There is a "FAQ" section on the official website of the NFL Scouting Combine.
Halfway down the list of 16 questions a pro football hopeful might ask, this query:
If I am not selected to attend the NFL Scouting Combine, can I still be drafted?
Yes, but it makes being drafted – and/or making it onto a team in the league – a whole lot harder.
At 49ers.com, we will be supplying coverage of the Indianapolis' happenings because the event is an important one. San Francisco will undoubtedly consider spending many of its draft picks on a portion of the 300-plus prospects who ran, jumped and lifted there.
That's not to say there is only one route to the 49ers. As evidence, consider these 7 players, who without invitations to the combine in their respective draft years, took a more circuitous – and perhaps rewarding – path to the NFL.
Out of tiny Belhaven College (now Belhaven University) in 2010, Brock was, as general manager Trent Baalke said this week, a "$500 free agent." NAIA (not NCAA) member Bellhaven, with its sub-5,000 enrollment, was actually Brock's third college stop; he attended Mississippi Gulf Coast Junior College and the University of Minnesota. After three seasons working his way up the ranks in San Francisco, Brock replaced Tarell Brown in the starting lineup and scored a four-year contract extension in 2013. He recorded a team-high five interceptions and started a career-high seven times that season before injuries limited him in '14.

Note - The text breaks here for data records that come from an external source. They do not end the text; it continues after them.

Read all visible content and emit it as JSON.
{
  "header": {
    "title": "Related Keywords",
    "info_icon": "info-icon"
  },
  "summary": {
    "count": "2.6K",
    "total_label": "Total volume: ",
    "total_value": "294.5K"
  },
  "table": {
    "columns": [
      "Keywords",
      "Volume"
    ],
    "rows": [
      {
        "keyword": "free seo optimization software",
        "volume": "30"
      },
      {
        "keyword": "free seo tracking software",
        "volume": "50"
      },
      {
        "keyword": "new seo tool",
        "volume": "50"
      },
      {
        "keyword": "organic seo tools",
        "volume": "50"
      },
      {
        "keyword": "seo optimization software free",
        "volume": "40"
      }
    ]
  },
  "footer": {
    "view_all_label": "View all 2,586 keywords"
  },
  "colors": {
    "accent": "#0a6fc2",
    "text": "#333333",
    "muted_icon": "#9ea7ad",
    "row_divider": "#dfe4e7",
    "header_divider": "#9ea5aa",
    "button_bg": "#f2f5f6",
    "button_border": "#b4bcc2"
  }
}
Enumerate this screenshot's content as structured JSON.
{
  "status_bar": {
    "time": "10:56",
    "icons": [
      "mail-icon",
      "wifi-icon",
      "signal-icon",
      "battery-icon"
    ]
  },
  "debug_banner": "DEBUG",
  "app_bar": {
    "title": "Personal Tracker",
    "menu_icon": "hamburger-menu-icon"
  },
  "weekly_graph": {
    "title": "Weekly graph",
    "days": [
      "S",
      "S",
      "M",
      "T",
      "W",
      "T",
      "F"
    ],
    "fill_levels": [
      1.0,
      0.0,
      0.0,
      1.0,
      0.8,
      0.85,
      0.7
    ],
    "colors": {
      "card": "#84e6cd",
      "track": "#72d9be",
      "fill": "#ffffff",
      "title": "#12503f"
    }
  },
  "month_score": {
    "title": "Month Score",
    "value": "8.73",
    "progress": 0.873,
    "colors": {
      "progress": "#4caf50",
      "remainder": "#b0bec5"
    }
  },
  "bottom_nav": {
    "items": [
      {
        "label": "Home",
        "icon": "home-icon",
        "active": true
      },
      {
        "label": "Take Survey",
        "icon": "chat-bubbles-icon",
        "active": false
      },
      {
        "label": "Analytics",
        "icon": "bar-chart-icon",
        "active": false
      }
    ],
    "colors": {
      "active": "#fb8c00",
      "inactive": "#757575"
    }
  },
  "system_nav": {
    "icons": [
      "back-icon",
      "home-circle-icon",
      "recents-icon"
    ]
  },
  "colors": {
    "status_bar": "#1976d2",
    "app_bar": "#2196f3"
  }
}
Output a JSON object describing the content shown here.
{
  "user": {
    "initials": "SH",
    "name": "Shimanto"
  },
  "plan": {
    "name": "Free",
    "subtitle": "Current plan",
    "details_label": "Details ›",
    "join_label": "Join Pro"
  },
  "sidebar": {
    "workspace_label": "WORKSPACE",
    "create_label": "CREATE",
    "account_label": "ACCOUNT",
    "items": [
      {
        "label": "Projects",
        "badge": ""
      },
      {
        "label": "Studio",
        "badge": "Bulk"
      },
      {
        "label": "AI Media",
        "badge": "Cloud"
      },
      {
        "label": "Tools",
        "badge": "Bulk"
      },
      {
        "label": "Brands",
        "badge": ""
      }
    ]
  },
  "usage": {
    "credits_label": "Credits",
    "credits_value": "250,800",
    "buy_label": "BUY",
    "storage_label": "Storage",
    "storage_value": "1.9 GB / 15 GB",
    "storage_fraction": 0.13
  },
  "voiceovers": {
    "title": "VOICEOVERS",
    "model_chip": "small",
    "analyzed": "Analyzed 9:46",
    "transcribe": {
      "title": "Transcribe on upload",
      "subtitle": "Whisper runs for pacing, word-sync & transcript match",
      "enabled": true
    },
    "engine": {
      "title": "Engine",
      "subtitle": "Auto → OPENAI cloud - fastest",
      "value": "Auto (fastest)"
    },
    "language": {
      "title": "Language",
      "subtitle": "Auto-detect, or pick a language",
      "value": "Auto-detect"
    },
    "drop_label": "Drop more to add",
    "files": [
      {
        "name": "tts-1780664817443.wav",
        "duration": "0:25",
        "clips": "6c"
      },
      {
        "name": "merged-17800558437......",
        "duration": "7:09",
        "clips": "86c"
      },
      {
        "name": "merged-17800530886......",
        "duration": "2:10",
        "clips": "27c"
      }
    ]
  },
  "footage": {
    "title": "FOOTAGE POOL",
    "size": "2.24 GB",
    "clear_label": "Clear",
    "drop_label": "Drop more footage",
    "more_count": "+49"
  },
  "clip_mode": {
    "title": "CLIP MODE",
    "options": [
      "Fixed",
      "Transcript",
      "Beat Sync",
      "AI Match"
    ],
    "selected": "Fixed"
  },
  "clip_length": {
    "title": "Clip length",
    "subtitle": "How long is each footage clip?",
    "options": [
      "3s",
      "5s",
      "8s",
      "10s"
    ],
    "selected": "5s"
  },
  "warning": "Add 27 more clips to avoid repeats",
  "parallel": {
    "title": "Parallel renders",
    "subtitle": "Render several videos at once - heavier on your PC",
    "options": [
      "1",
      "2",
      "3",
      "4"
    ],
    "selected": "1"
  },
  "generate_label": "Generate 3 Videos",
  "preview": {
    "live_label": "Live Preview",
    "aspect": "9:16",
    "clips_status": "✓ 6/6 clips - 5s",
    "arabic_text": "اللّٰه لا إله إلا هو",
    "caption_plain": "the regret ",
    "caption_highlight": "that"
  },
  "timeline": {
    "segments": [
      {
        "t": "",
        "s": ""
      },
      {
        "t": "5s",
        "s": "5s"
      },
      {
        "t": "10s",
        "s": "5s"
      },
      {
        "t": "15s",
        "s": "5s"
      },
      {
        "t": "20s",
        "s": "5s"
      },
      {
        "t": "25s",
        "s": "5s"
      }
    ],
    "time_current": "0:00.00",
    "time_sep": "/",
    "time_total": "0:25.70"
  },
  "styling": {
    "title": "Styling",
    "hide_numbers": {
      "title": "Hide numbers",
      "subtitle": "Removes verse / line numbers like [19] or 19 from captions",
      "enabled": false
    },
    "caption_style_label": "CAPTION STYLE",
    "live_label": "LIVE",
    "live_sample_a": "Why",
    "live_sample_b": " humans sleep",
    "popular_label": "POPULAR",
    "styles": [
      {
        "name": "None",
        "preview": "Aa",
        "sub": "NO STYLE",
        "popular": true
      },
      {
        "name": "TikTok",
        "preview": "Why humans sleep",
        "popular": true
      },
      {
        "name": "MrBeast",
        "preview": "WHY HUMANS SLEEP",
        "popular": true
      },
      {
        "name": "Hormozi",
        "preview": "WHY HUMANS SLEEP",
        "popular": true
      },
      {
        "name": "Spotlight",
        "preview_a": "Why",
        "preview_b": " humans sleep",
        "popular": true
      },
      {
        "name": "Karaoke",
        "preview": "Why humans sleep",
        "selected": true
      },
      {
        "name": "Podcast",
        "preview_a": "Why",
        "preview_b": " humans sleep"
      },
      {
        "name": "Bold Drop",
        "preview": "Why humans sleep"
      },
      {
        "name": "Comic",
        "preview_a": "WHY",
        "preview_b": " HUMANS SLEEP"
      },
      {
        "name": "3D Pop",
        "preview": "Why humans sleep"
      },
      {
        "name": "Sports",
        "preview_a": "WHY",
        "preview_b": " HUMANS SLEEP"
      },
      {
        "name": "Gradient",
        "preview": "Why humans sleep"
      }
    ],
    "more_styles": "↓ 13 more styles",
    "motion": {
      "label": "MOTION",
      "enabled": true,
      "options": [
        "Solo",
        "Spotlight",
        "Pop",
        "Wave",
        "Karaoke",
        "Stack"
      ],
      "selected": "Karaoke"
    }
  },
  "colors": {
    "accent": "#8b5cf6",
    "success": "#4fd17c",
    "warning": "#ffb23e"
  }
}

An undrafted free agent out of Texas A&M in 2012, Jerod-Eddie "was pretty shocked" he wasn't picked in New York, as he told KNBR. "I had anywhere from 20 to 24, 25 teams calling me and my agent (after the draft)." After spending 15 games on the practice squad in 2012 and cracking the team's Opening Day roster in '13, he helped fill the void left by injured teammate
A reserve tight end at Michigan State, Celek came out of college without major production (14 catches in 38 games, 12 of them starts) but with a solid pedigree. The younger brother of Philadelphia Eagles tight end Brent Celek, he enjoyed the distinction of being the lone undrafted free agent to make the 49ers 2012 Opening Day roster; he was the fifth to do so in San Francisco since 2005. A back injury limited him for most of the 2014 campaign.
As a wide receiver at Division III Beloit College in Wisconsin, Carrier set school records for receptions (189), yards (3,111) and touchdowns (29). This output was enough for the Oakland Raiders to sign him after the draft before the Eagles stashed him on their practice squad for the duration of the 2012 season. Carrier played in five games for the 49ers in '13 and recorded his first NFL catches in '14 before ending the season on Injured Reserve.
Skuta attracted little attention coming from Grand Valley State, another small NAIA member school and the only one to offer him a scholarship. He did enough there, however, that the Cincinnati Bengals signed him to a free agent contract in 2009. Skuta started four games in four seasons for the Bengals before coming to San Francisco before the 2013 campaign. He started eight times for the 49ers in his debut season. A memorable moment: Skuta recovered a
After six years at Washburn College, a Division II school in Kansas, where he overcame multiple injuries and starred at safety, Wilhoite learned the linebacker position in the United Football League. Wilhoite then spent parts of the 2011 and '12 seasons on the 49ers practice squad. A stud in extended playing time during the '13 preseason, Wilhoite made his first NFL start and played in a career-high 16 games. He filled when Willis was injured in '14 and did the same in
As a smallish safety coming out of Villanova University in 2004, Ventrone billed himself as a special teamer from the start. At a tick below 5 feet, 10 inches in height, he's stuck around thanks, in part, to Brad Seely. Admiring Ventrone's effort and execution, the 49ers ex-special teams coach helped bring Ventrone to the New England Patriots, the Cleveland Browns and the 49ers in 2013.